Format

Send to

Choose Destination
Best Pract Res Clin Endocrinol Metab. 2011 Aug;25(4):657-69. doi: 10.1016/j.beem.2011.05.009.

Vitamin D and the brain.

Author information

1
Queensland Brain Institute, University of Queensland, St. Lucia, QLD 4072, Australia. l.harms@uq.edu.au

Abstract

Vitamin D is a member of the superfamily of nuclear steroid transcription regulators and as such, exerts transcriptional control over a large number of genes. Several other steroids, such as thyroid hormones, vitamin A, androgens and the glucocorticoids, are known as 'neurosteroids' and their role in brain development and function is well defined. It has only been in the last decade or so that vitamin D has been thought to function as a neurosteroid.
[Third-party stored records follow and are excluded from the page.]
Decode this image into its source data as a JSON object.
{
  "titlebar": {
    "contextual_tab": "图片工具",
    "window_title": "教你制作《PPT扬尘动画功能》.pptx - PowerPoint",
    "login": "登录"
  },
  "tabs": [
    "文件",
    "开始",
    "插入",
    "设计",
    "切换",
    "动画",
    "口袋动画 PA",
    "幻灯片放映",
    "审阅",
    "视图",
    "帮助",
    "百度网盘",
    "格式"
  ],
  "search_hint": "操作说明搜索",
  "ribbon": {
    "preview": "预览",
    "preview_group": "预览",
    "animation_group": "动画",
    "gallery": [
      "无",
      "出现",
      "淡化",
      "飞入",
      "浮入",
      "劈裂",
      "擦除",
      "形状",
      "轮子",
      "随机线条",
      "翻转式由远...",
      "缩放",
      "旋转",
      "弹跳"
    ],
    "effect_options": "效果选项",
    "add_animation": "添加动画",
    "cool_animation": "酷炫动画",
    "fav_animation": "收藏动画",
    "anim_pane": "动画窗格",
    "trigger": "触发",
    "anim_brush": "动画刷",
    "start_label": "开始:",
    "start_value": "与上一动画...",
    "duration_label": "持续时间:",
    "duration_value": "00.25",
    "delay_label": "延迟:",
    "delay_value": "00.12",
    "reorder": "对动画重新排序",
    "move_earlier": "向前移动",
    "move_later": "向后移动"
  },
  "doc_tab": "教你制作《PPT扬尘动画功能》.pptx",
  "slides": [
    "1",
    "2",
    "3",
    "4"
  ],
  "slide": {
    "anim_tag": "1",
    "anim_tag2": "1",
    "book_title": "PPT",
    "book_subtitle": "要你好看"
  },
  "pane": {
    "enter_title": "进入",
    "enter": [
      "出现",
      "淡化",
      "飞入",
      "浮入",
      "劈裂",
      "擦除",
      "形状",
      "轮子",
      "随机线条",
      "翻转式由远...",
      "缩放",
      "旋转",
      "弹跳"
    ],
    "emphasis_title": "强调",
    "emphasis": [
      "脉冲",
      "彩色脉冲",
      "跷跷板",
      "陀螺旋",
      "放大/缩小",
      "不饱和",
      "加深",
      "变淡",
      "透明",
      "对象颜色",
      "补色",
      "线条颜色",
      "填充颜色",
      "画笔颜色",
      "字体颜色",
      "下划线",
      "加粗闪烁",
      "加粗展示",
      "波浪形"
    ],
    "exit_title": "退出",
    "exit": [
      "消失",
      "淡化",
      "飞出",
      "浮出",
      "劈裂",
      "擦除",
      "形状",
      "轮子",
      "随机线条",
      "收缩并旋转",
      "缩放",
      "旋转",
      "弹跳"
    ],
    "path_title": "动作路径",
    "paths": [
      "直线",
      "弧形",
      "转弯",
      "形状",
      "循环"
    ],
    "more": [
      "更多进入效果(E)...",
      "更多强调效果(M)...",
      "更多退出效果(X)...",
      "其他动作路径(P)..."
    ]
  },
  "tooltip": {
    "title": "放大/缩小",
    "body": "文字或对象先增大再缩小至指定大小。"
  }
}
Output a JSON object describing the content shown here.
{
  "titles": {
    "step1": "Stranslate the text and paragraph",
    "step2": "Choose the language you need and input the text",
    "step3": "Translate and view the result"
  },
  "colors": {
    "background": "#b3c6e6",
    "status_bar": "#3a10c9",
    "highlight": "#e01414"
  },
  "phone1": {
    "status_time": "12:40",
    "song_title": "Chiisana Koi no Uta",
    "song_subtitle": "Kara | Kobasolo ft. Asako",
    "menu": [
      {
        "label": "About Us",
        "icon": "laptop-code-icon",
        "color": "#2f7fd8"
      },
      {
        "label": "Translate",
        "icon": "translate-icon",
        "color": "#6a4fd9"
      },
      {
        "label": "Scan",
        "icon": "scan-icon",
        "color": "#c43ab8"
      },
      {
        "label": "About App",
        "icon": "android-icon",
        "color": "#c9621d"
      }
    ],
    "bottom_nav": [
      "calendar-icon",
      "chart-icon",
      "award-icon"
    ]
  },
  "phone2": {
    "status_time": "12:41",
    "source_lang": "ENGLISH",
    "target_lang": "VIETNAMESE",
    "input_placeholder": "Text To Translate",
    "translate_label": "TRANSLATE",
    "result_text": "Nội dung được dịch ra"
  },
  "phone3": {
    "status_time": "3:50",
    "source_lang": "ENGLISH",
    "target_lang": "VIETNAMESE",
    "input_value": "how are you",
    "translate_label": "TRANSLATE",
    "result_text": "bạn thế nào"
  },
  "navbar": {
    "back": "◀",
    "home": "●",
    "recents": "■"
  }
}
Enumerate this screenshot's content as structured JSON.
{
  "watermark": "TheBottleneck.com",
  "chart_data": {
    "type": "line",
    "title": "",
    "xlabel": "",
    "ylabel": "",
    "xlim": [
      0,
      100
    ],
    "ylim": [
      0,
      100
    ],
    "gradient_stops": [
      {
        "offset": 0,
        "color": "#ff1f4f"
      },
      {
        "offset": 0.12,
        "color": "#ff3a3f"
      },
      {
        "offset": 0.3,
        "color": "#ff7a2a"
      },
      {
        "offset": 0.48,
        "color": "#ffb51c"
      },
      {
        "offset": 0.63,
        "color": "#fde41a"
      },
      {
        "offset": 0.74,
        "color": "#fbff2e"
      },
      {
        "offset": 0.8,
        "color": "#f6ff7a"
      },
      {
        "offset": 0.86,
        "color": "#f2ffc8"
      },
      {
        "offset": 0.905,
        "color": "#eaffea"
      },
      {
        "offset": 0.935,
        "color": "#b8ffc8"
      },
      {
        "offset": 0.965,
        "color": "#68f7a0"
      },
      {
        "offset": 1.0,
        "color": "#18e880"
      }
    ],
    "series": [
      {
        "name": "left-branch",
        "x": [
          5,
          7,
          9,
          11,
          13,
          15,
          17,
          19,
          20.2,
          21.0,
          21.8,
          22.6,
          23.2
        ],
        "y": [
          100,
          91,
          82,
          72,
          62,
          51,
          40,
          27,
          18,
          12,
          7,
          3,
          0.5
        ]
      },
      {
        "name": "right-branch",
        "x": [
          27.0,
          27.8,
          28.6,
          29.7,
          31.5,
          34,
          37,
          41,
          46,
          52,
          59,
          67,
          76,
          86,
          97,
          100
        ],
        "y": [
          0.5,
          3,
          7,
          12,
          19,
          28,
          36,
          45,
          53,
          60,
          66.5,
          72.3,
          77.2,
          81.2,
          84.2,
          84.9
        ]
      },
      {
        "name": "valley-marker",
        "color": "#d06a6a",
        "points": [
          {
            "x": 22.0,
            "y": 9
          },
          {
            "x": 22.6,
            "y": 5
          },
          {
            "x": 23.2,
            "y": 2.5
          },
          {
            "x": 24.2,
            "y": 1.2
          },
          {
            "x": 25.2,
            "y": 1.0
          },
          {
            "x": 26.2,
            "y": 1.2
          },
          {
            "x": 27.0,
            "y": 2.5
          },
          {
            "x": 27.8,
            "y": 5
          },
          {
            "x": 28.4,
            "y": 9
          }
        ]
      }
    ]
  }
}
In this review we have collated a diverse array of data describing the presence of vitamin D metabolites and the receptor in the brain, the evidence that vitamin D may be an important modulator of brain development, and the potential role of vitamin D in neurological and neuropsychiatric disorders.

PMID:
21872806
DOI:
10.1016/j.beem.2011.05.009
[Indexed for MEDLINE]

Supplemental Content

Full text links

Icon for Elsevier Science
Loading ...
Support Center